training large language models using distributed resources

With the increasing popularity of large language models, it becomes increasingly important to use all available resources to gain an edge in training.

Why do we need Distributed Training?

Large language models such as OpenAI’s ChatGPT and Meta’s Llama have gained popularity due to their usefulness. One of the major criticism of ChatGPT is that it’s training parameters are ironically closed source. However, Meta’s Llama models provide an Open Source alternative albeit being behind in quality. The NLP community has leveraged Llama to create variations which are intended to improve on the original model. Some improvements include uncensoring the model so that it is capable of responding in an unmoderated manner or finetuning it to provide better responses to instruct prompts. The possibilities of using open source LLMs are limitless. One simple application is to fine-tune Llama on a specific dataset. However, due to the size of the model, some of the larger versions may not fit on a single GPU. Hence, it is vital to learn how to train these models over a number of GPUs (multi-gpu) or a number of nodes each consisting of several GPUs (multi-node).

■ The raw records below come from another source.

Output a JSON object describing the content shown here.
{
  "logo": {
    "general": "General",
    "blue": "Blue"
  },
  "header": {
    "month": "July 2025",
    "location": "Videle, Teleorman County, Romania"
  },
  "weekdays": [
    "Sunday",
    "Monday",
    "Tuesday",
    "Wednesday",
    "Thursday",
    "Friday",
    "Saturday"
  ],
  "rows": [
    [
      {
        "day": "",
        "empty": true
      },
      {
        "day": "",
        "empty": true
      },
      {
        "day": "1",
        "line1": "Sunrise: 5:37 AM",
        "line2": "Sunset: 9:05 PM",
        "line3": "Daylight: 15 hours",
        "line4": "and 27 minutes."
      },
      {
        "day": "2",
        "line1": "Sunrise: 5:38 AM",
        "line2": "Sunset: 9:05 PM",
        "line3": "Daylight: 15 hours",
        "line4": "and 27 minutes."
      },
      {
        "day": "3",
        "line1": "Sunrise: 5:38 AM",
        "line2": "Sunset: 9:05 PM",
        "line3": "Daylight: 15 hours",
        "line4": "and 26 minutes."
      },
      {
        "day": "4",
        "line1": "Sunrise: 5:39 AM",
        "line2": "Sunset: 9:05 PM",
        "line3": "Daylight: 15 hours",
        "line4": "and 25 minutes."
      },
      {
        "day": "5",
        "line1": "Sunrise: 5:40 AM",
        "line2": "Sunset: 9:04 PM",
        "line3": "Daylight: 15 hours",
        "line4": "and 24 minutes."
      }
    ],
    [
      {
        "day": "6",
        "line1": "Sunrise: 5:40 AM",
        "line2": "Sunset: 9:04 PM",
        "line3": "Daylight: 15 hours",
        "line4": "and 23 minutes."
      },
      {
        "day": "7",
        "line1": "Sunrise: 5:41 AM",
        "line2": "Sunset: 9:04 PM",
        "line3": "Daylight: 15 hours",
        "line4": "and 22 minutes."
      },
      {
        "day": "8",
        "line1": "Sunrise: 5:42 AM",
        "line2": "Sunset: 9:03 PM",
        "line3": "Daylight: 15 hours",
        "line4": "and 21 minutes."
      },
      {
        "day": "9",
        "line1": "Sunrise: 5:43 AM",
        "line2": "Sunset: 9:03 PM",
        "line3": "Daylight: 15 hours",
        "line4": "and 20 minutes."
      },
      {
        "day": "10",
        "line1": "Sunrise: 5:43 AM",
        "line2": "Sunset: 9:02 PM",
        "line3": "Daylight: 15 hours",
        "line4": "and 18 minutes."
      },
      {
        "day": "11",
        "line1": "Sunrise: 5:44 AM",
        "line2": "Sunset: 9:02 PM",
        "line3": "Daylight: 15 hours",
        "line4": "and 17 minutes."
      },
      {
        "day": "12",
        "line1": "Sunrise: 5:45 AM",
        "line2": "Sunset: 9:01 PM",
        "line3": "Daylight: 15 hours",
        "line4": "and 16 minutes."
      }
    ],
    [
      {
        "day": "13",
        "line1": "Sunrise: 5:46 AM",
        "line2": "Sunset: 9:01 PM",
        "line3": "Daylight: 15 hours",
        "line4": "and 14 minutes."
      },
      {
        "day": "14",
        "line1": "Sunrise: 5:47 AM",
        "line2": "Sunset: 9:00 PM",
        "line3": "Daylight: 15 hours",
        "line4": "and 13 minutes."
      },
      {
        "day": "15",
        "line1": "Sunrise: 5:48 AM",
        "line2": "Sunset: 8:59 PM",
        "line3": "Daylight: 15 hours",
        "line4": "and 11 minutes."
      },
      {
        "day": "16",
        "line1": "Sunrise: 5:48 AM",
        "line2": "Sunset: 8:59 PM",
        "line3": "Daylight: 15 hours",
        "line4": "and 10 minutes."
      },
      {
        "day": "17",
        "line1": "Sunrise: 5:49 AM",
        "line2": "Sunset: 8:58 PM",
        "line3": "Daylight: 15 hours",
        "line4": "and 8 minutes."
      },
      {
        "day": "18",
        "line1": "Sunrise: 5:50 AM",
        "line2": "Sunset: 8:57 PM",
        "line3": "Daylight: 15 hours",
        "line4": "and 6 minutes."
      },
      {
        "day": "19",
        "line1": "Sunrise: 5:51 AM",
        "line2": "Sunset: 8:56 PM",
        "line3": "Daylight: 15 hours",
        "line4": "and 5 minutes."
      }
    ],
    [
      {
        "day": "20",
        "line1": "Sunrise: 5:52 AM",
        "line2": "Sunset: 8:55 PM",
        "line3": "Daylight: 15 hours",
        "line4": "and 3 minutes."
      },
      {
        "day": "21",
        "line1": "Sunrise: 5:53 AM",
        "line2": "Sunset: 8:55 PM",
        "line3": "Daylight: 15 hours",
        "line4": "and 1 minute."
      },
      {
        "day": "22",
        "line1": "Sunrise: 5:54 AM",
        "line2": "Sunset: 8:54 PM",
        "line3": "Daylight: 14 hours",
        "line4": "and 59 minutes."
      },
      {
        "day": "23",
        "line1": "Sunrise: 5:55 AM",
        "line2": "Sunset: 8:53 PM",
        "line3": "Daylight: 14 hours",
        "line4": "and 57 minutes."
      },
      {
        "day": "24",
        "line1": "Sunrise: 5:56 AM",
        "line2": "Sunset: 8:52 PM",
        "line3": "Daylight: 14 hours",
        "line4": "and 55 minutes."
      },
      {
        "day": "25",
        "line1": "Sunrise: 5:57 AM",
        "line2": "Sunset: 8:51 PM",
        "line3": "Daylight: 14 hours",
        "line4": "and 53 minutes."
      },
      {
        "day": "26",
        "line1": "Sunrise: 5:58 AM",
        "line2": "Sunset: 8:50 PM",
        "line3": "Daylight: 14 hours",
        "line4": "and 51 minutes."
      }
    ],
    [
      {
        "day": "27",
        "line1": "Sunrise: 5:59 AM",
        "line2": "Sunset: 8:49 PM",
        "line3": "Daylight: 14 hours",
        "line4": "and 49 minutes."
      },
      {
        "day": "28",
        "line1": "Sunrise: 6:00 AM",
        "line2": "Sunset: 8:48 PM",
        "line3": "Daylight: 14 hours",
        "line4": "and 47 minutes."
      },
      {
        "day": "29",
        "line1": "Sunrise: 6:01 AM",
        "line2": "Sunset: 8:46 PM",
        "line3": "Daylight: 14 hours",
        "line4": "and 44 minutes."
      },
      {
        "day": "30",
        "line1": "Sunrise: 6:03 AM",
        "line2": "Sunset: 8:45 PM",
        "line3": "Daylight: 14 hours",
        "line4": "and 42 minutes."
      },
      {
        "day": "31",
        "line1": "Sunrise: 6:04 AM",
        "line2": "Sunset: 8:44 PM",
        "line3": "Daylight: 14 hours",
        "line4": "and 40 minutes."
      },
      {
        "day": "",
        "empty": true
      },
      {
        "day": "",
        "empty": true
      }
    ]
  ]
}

Basics of Distributed Training

In this post, I will focus on distributed training over a single node containing multiple GPUs. One does not need to train models on a GPU. In fact, if one were interested in using the cloud, TPUs are a promising alternative. However, TPUs are not sold to the public and I am a promoted of doing things on hardware which one has physical access to. Thus, I will focus on training on NVidia GPUs (the other alternative, AMD, does not have good support for machine learning as per current date). This post will be hands-on with code examples you can run.

The first step is to check whether your rig has multiple GPUs and how they are linked together. The following command will return the status of the GPUs including the memory consumption and the processing power being consumed. It is handy to run this utility during training to get an idea of the resources being consumed (or not being consumed). In case the processing power is not 100%, it is indicative of a bottleneck in the training script which needs to be fixed.


Next, the following command helps to see how the GPUs are linked together:

nvidia-smi topo -m


	GPU0	GPU1	CPU Affinity	NUMA Affinity	GPU NUMA ID
GPU0	 X 	PHB	0-11		N/A		N/A
GPU1	PHB	 X 	0-11		N/A		N/A


  X    = Self
  SYS  = Connection traversing PCIe as well as the SMP interconnect between NUMA nodes (e.g., QPI/UPI)
  NODE = Connection traversing PCIe as well as the interconnect between PCIe Host Bridges within a NUMA node
  PHB  = Connection traversing PCIe as well as a PCIe Host Bridge (typically the CPU)
  PXB  = Connection traversing multiple PCIe bridges (without traversing the PCIe Host Bridge)
  PIX  = Connection traversing at most a single PCIe bridge
  NV#  = Connection traversing a bonded set of # NVLinks

NVidia cards allow being linked together using NVlink cables. This helps cross-GPU communication. However, as visible from the output, the cards need not be linked in such a way. Even if the GPUs are connected to seperate PCI ports on the same node. They can still communicate. However, cross-GPU communication will be slower. When designing a model for distributed training, the topology of the resources needs to be taken into consideration.

There are multiple ways to parallelize a model e.g. Data Parallelism, Pipeline Parallelism, etc. There are pros and cons of each strategy and they can be mixed together.

Limitations of current implementations

To be continued (This post is a Work in Progress)